his good character, the fact that he was raised in a poor
family, and that he was far less culpable than another
defendant who had been sentenced to 300 months-all factors
appropriate to consider under 18 U.S.C. § 3553(a).
year following Alvaran's sentencing, the Sentencing
Commission adopted Guideline Amendment 782, which lowered the
base offense levels for certain drug crimes by two levels,
and Amendment 788, which applied the new levels
retroactively. United States Sentencing Commission,
Guidelines Manual, App. C, amends. 782, 788 (Supp.
2014). Had Alvaran been sentenced under the amended
guidelines, the applicable sentencing range would have been
262 to 327 months-substantially lower than the
324-to-405-month range at Alvaran's initial sentencing,
but still well above his actual 180-month sentence.
requested a sentence reduction pursuant to 18 U.S.C. §
3582(c)(2), which allows a district court to reduce the
sentence of a defendant whose guideline range is subsequently
lowered "if such a reduction is consistent with
applicable policy statements issued by the Sentencing
Commission." But the district court held that a newer
version of one of those policy statements, USSG §
1B1.10, foreclosed reducing his sentence. As revised by a
2011 amendment, Amendment 759, that policy statement set the
bottom of the new guideline range as a floor for sentence
reductions by providing that "the court shall not reduce
the defendant's term of imprisonment . . . to a term that
is less than the minimum of the amended guideline
range." USSG § 1B1.10(b)(2)(A) (2016). Because
Alvaran's sentence was already below the minimum of the
amended guideline range, the district court held that USSG
§ 1B1.10 prevented any further reduction.
contended that applying the policy statement's sentence
reduction floor to deny him a reduction violated the Ex
Post Facto Clause, U.S. Const. art. I, § 9, cl. 3,
because a 2006 version of the policy statement-in force when
he committed his crime-would have allowed the district court
to reduce his sentence in response to the amended guidelines
range. That 2006 policy statement advised a court reducing a
sentence pursuant to guideline amendments to "consider
the term of imprisonment that it would have imposed had the
amendment(s) to the guidelines listed in subsection (c) been
in effect at the time the defendant was sentenced." USSG
§ 1B1.10(b) (2006). Subsection (c) listed twenty-four
amendments that lowered guideline ranges; it did not include
the amendment that lowered Alvaran's sentencing range,
Amendment 782, which would not be passed for another eight
years. Alvaran pointed to an application note to the 2006

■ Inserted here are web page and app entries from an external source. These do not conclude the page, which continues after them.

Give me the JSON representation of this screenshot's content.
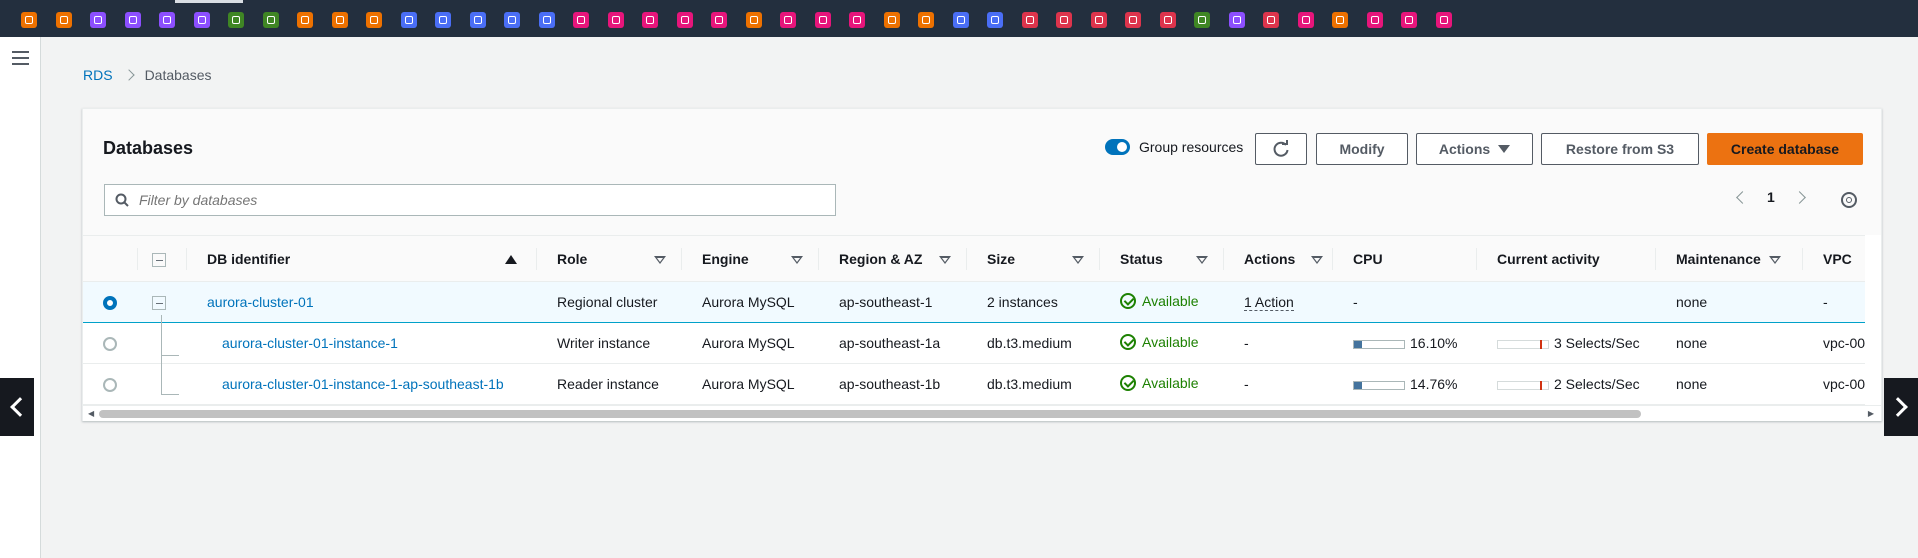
{
  "topbar": {
    "service_icons": [
      {
        "name": "service-icon-1",
        "color": "#ed7100"
      },
      {
        "name": "service-icon-2",
        "color": "#ed7100"
      },
      {
        "name": "service-icon-3",
        "color": "#8c4fff"
      },
      {
        "name": "service-icon-4",
        "color": "#8c4fff"
      },
      {
        "name": "service-icon-5",
        "color": "#8c4fff"
      },
      {
        "name": "service-icon-6",
        "color": "#8c4fff"
      },
      {
        "name": "service-icon-7",
        "color": "#3f8624"
      },
      {
        "name": "service-icon-8",
        "color": "#3f8624"
      },
      {
        "name": "service-icon-9",
        "color": "#ed7100"
      },
      {
        "name": "service-icon-10",
        "color": "#ed7100"
      },
      {
        "name": "service-icon-11",
        "color": "#ed7100"
      },
      {
        "name": "service-icon-12",
        "color": "#4a6ef5"
      },
      {
        "name": "service-icon-13",
        "color": "#4a6ef5"
      },
      {
        "name": "service-icon-14",
        "color": "#4a6ef5"
      },
      {
        "name": "service-icon-15",
        "color": "#4a6ef5"
      },
      {
        "name": "service-icon-16",
        "color": "#4a6ef5"
      },
      {
        "name": "service-icon-17",
        "color": "#e7157b"
      },
      {
        "name": "service-icon-18",
        "color": "#e7157b"
      },
      {
        "name": "service-icon-19",
        "color": "#e7157b"
      },
      {
        "name": "service-icon-20",
        "color": "#e7157b"
      },
      {
        "name": "service-icon-21",
        "color": "#e7157b"
      },
      {
        "name": "service-icon-22",
        "color": "#ed7100"
      },
      {
        "name": "service-icon-23",
        "color": "#e7157b"
      },
      {
        "name": "service-icon-24",
        "color": "#e7157b"
      },
      {
        "name": "service-icon-25",
        "color": "#e7157b"
      },
      {
        "name": "service-icon-26",
        "color": "#ed7100"
      },
      {
        "name": "service-icon-27",
        "color": "#ed7100"
      },
      {
        "name": "service-icon-28",
        "color": "#4a6ef5"
      },
      {
        "name": "service-icon-29",
        "color": "#4a6ef5"
      },
      {
        "name": "service-icon-30",
        "color": "#dd344c"
      },
      {
        "name": "service-icon-31",
        "color": "#dd344c"
      },
      {
        "name": "service-icon-32",
        "color": "#dd344c"
      },
      {
        "name": "service-icon-33",
        "color": "#dd344c"
      },
      {
        "name": "service-icon-34",
        "color": "#dd344c"
      },
      {
        "name": "service-icon-35",
        "color": "#3f8624"
      },
      {
        "name": "service-icon-36",
        "color": "#8c4fff"
      },
      {
        "name": "service-icon-37",
        "color": "#dd344c"
      },
      {
        "name": "service-icon-38",
        "color": "#e7157b"
      },
      {
        "name": "service-icon-39",
        "color": "#ed7100"
      },
      {
        "name": "service-icon-40",
        "color": "#e7157b"
      },
      {
        "name": "service-icon-41",
        "color": "#e7157b"
      },
      {
        "name": "service-icon-42",
        "color": "#e7157b"
      }
    ]
  },
  "breadcrumb": {
    "root": "RDS",
    "current": "Databases"
  },
  "panel": {
    "title": "Databases",
    "group_resources_label": "Group resources",
    "modify_label": "Modify",
    "actions_label": "Actions",
    "restore_label": "Restore from S3",
    "create_label": "Create database",
    "search_placeholder": "Filter by databases",
    "page_number": "1"
  },
  "columns": [
    "DB identifier",
    "Role",
    "Engine",
    "Region & AZ",
    "Size",
    "Status",
    "Actions",
    "CPU",
    "Current activity",
    "Maintenance",
    "VPC"
  ],
  "rows": [
    {
      "id": "aurora-cluster-01",
      "role": "Regional cluster",
      "engine": "Aurora MySQL",
      "region": "ap-southeast-1",
      "size": "2 instances",
      "status": "Available",
      "actions": "1 Action",
      "cpu": "-",
      "cpu_fill": 0,
      "activity": "",
      "maintenance": "none",
      "vpc": "-",
      "selected": true
    },
    {
      "id": "aurora-cluster-01-instance-1",
      "role": "Writer instance",
      "engine": "Aurora MySQL",
      "region": "ap-southeast-1a",
      "size": "db.t3.medium",
      "status": "Available",
      "actions": "-",
      "cpu": "16.10%",
      "cpu_fill": 0.161,
      "activity": "3 Selects/Sec",
      "maintenance": "none",
      "vpc": "vpc-00",
      "selected": false
    },
    {
      "id": "aurora-cluster-01-instance-1-ap-southeast-1b",
      "role": "Reader instance",
      "engine": "Aurora MySQL",
      "region": "ap-southeast-1b",
      "size": "db.t3.medium",
      "status": "Available",
      "actions": "-",
      "cpu": "14.76%",
      "cpu_fill": 0.1476,
      "activity": "2 Selects/Sec",
      "maintenance": "none",
      "vpc": "vpc-00",
      "selected": false
    }
  ]
}
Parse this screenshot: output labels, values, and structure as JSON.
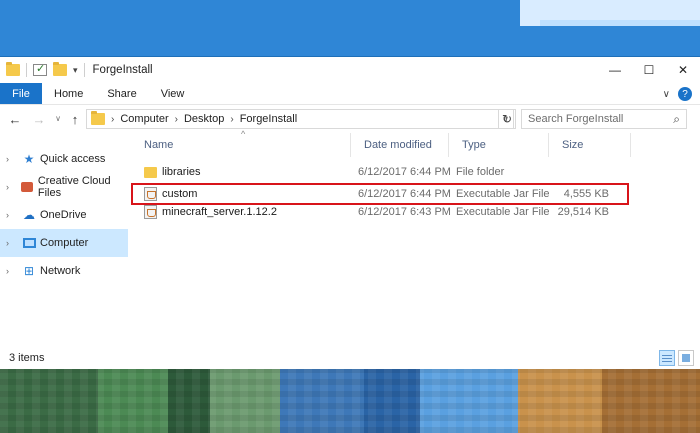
{
  "window": {
    "title": "ForgeInstall"
  },
  "ribbon": {
    "tabs": [
      "File",
      "Home",
      "Share",
      "View"
    ]
  },
  "address": {
    "crumbs": [
      "Computer",
      "Desktop",
      "ForgeInstall"
    ]
  },
  "search": {
    "placeholder": "Search ForgeInstall"
  },
  "navpane": {
    "items": [
      {
        "label": "Quick access",
        "icon": "star-icon"
      },
      {
        "label": "Creative Cloud Files",
        "icon": "creative-cloud-icon"
      },
      {
        "label": "OneDrive",
        "icon": "cloud-icon"
      },
      {
        "label": "Computer",
        "icon": "computer-icon",
        "selected": true
      },
      {
        "label": "Network",
        "icon": "network-icon"
      }
    ]
  },
  "columns": {
    "name": "Name",
    "date": "Date modified",
    "type": "Type",
    "size": "Size"
  },
  "files": [
    {
      "name": "libraries",
      "date": "6/12/2017 6:44 PM",
      "type": "File folder",
      "size": "",
      "icon": "folder-icon"
    },
    {
      "name": "custom",
      "date": "6/12/2017 6:44 PM",
      "type": "Executable Jar File",
      "size": "4,555 KB",
      "icon": "jar-file-icon",
      "highlighted": true
    },
    {
      "name": "minecraft_server.1.12.2",
      "date": "6/12/2017 6:43 PM",
      "type": "Executable Jar File",
      "size": "29,514 KB",
      "icon": "jar-file-icon"
    }
  ],
  "status": {
    "item_count": "3 items"
  },
  "colors": {
    "accent": "#1a73c9",
    "highlight_box": "#d8141a",
    "selected_bg": "#cce8ff"
  }
}
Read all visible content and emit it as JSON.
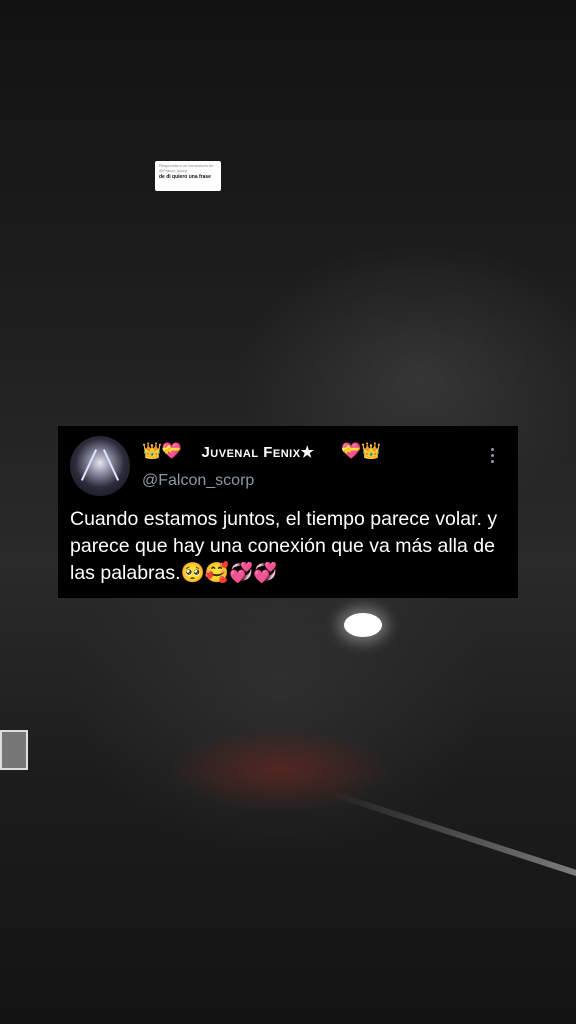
{
  "reply_card": {
    "subtitle": "Respuesta a un comentario de @Falcon_scorp",
    "text": "de di quiero una frase"
  },
  "tweet": {
    "badges_left": "👑💝ᓄ",
    "display_name": "Juvenal Fenix★",
    "badges_right": "⁹⁹⁹💝👑",
    "handle": "@Falcon_scorp",
    "text": "Cuando estamos juntos, el tiempo parece volar. y parece que hay una conexión que va más alla de las palabras.🥺🥰💞💞"
  },
  "icons": {
    "menu": "more-vertical-icon",
    "avatar": "profile-avatar"
  }
}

version that states that, "[w]hen the original sentence
represented a downward departure, a comparable reduction
below the amended guideline range may be appropriate."
Id. § 1B1.10, comment. (n.3). That application
note, he claimed, shows that, but for the 2011 amendment of
USSG § 1B1.10(b)(2)(A) prohibiting below-guideline
sentence reductions, he would have been eligible for a
reduction below the lowered guideline range comparable to the
original reduction the court granted.
hearing on Alvaran's motion for a sentence reduction, the
district court said that it would lower his sentence
"very substantially" if it could, but that the
then-current Guidelines Manual forbade a reduction. Alvaran
argued that applying the new policy statement with the
guideline reduction violated the Ex Post Facto
Clause because it eliminated his opportunity to invoke the
court's discretion to lower his sentence. The district
review de novo whether applying the 2016 version of USSG
§ 1B1.10 to Alvaran violates the Ex Post Facto
Clause. See United States v. ...